======== INPUT MATERIAL

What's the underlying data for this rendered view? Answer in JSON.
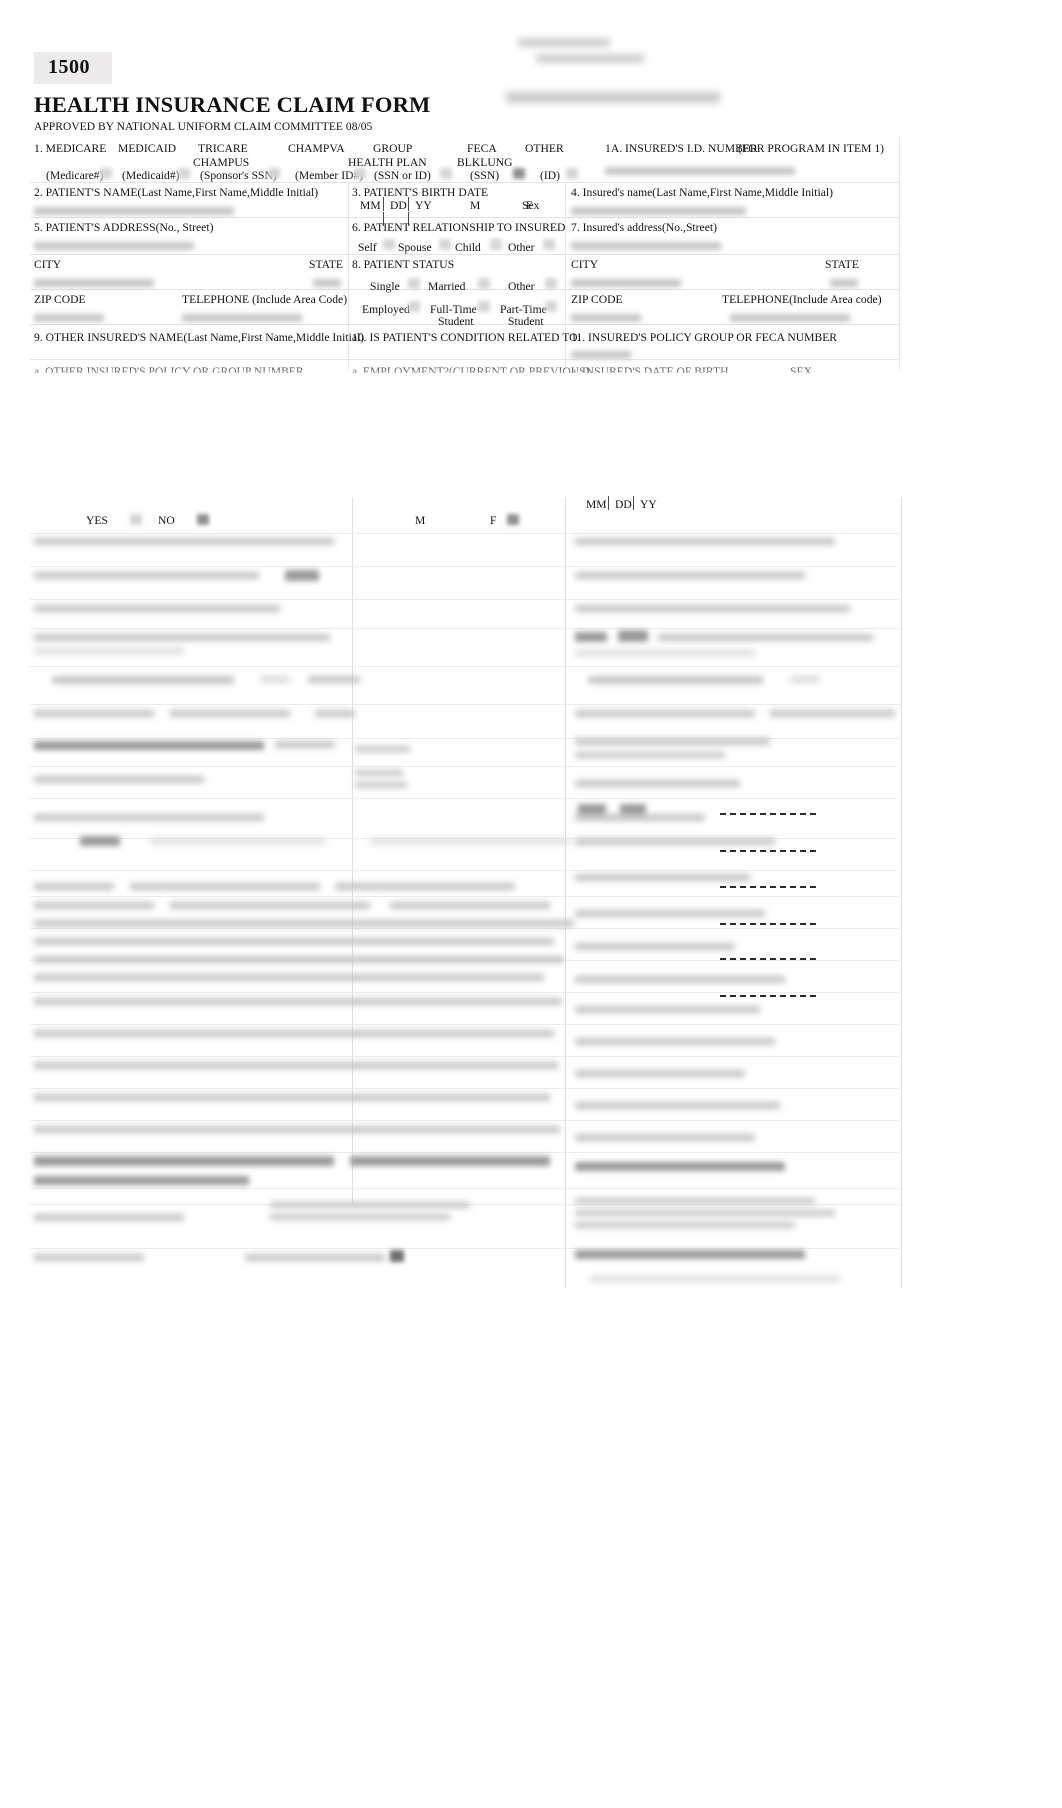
{
  "document": {
    "form_number": "1500",
    "title": "HEALTH INSURANCE CLAIM FORM",
    "subtitle": "APPROVED BY NATIONAL UNIFORM CLAIM COMMITTEE 08/05"
  },
  "carrier_block": {
    "redacted": true,
    "note": "carrier name and address block (illegible / blurred)"
  },
  "item1": {
    "number": "1.",
    "options": [
      {
        "label": "MEDICARE",
        "sub": "(Medicare#)"
      },
      {
        "label": "MEDICAID",
        "sub": "(Medicaid#)"
      },
      {
        "label": "TRICARE\nCHAMPUS",
        "line1": "TRICARE",
        "line2": "CHAMPUS",
        "sub": "(Sponsor's SSN)"
      },
      {
        "label": "CHAMPVA",
        "sub": "(Member ID#)"
      },
      {
        "label": "GROUP\nHEALTH PLAN",
        "line1": "GROUP",
        "line2": "HEALTH PLAN",
        "sub": "(SSN or ID)"
      },
      {
        "label": "FECA\nBLKLUNG",
        "line1": "FECA",
        "line2": "BLKLUNG",
        "sub": "(SSN)"
      },
      {
        "label": "OTHER",
        "sub": "(ID)"
      }
    ]
  },
  "item1a": {
    "label": "1A. INSURED'S I.D. NUMBER",
    "note": "(FOR PROGRAM IN ITEM 1)",
    "value": ""
  },
  "item2": {
    "label": "2. PATIENT'S NAME(Last Name,First Name,Middle Initial)",
    "value": ""
  },
  "item3": {
    "label": "3. PATIENT'S BIRTH DATE",
    "mm": "MM",
    "dd": "DD",
    "yy": "YY",
    "sex_label": "Sex",
    "sex_male": "M",
    "sex_female": "F",
    "value": ""
  },
  "item4": {
    "label": "4. Insured's name(Last Name,First Name,Middle Initial)",
    "value": ""
  },
  "item5": {
    "label": "5. PATIENT'S ADDRESS(No., Street)",
    "city_label": "CITY",
    "state_label": "STATE",
    "zip_label": "ZIP CODE",
    "telephone_label": "TELEPHONE (Include Area Code)",
    "address": "",
    "city": "",
    "state": "",
    "zip": "",
    "telephone": ""
  },
  "item6": {
    "label": "6. PATIENT RELATIONSHIP TO INSURED",
    "options": [
      "Self",
      "Spouse",
      "Child",
      "Other"
    ]
  },
  "item7": {
    "label": "7. Insured's address(No.,Street)",
    "city_label": "CITY",
    "state_label": "STATE",
    "zip_label": "ZIP CODE",
    "telephone_label": "TELEPHONE(Include Area code)",
    "address": "",
    "city": "",
    "state": "",
    "zip": "",
    "telephone": ""
  },
  "item8": {
    "label": "8. PATIENT STATUS",
    "row1": [
      "Single",
      "Married",
      "Other"
    ],
    "row2": [
      {
        "line1": "Employed",
        "line2": ""
      },
      {
        "line1": "Full-Time",
        "line2": "Student"
      },
      {
        "line1": "Part-Time",
        "line2": "Student"
      }
    ]
  },
  "item9": {
    "label": "9. OTHER INSURED'S NAME(Last Name,First Name,Middle Initial)",
    "value": ""
  },
  "item9a": {
    "label": "a. OTHER INSURED'S POLICY OR GROUP NUMBER",
    "value": ""
  },
  "item10": {
    "label": "10. IS PATIENT'S CONDITION RELATED TO:",
    "sub_a": "a. EMPLOYMENT?(CURRENT OR PREVIOUS)",
    "yes": "YES",
    "no": "NO"
  },
  "item11": {
    "label": "11. INSURED'S POLICY GROUP OR FECA NUMBER",
    "value": ""
  },
  "item11a": {
    "label": "a. INSURED'S DATE OF BIRTH",
    "sex_label": "SEX",
    "mm": "MM",
    "dd": "DD",
    "yy": "YY",
    "sex_male": "M",
    "sex_female": "F"
  },
  "lower_section": {
    "redacted": true,
    "note": "remainder of CMS-1500 claim form body — field labels, service line table and signature areas are blurred/illegible in this capture",
    "dashed_markers": 6
  }
}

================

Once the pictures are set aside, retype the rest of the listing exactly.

What's the underlying data for this rendered view? Answer in JSON.
{
  "document": {
    "form_number": "1500",
    "title": "HEALTH INSURANCE CLAIM FORM",
    "subtitle": "APPROVED BY NATIONAL UNIFORM CLAIM COMMITTEE 08/05"
  },
  "carrier_block": {
    "redacted": true,
    "note": "carrier name and address block (illegible / blurred)"
  },
  "item1": {
    "number": "1.",
    "options": [
      {
        "label": "MEDICARE",
        "sub": "(Medicare#)"
      },
      {
        "label": "MEDICAID",
        "sub": "(Medicaid#)"
      },
      {
        "label": "TRICARE\nCHAMPUS",
        "line1": "TRICARE",
        "line2": "CHAMPUS",
        "sub": "(Sponsor's SSN)"
      },
      {
        "label": "CHAMPVA",
        "sub": "(Member ID#)"
      },
      {
        "label": "GROUP\nHEALTH PLAN",
        "line1": "GROUP",
        "line2": "HEALTH PLAN",
        "sub": "(SSN or ID)"
      },
      {
        "label": "FECA\nBLKLUNG",
        "line1": "FECA",
        "line2": "BLKLUNG",
        "sub": "(SSN)"
      },
      {
        "label": "OTHER",
        "sub": "(ID)"
      }
    ]
  },
  "item1a": {
    "label": "1A. INSURED'S I.D. NUMBER",
    "note": "(FOR PROGRAM IN ITEM 1)",
    "value": ""
  },
  "item2": {
    "label": "2. PATIENT'S NAME(Last Name,First Name,Middle Initial)",
    "value": ""
  },
  "item3": {
    "label": "3. PATIENT'S BIRTH DATE",
    "mm": "MM",
    "dd": "DD",
    "yy": "YY",
    "sex_label": "Sex",
    "sex_male": "M",
    "sex_female": "F",
    "value": ""
  },
  "item4": {
    "label": "4. Insured's name(Last Name,First Name,Middle Initial)",
    "value": ""
  },
  "item5": {
    "label": "5. PATIENT'S ADDRESS(No., Street)",
    "city_label": "CITY",
    "state_label": "STATE",
    "zip_label": "ZIP CODE",
    "telephone_label": "TELEPHONE (Include Area Code)",
    "address": "",
    "city": "",
    "state": "",
    "zip": "",
    "telephone": ""
  },
  "item6": {
    "label": "6. PATIENT RELATIONSHIP TO INSURED",
    "options": [
      "Self",
      "Spouse",
      "Child",
      "Other"
    ]
  },
  "item7": {
    "label": "7. Insured's address(No.,Street)",
    "city_label": "CITY",
    "state_label": "STATE",
    "zip_label": "ZIP CODE",
    "telephone_label": "TELEPHONE(Include Area code)",
    "address": "",
    "city": "",
    "state": "",
    "zip": "",
    "telephone": ""
  },
  "item8": {
    "label": "8. PATIENT STATUS",
    "row1": [
      "Single",
      "Married",
      "Other"
    ],
    "row2": [
      {
        "line1": "Employed",
        "line2": ""
      },
      {
        "line1": "Full-Time",
        "line2": "Student"
      },
      {
        "line1": "Part-Time",
        "line2": "Student"
      }
    ]
  },
  "item9": {
    "label": "9. OTHER INSURED'S NAME(Last Name,First Name,Middle Initial)",
    "value": ""
  },
  "item9a": {
    "label": "a. OTHER INSURED'S POLICY OR GROUP NUMBER",
    "value": ""
  },
  "item10": {
    "label": "10. IS PATIENT'S CONDITION RELATED TO:",
    "sub_a": "a. EMPLOYMENT?(CURRENT OR PREVIOUS)",
    "yes": "YES",
    "no": "NO"
  },
  "item11": {
    "label": "11. INSURED'S POLICY GROUP OR FECA NUMBER",
    "value": ""
  },
  "item11a": {
    "label": "a. INSURED'S DATE OF BIRTH",
    "sex_label": "SEX",
    "mm": "MM",
    "dd": "DD",
    "yy": "YY",
    "sex_male": "M",
    "sex_female": "F"
  },
  "lower_section": {
    "redacted": true,
    "note": "remainder of CMS-1500 claim form body — field labels, service line table and signature areas are blurred/illegible in this capture",
    "dashed_markers": 6
  }
}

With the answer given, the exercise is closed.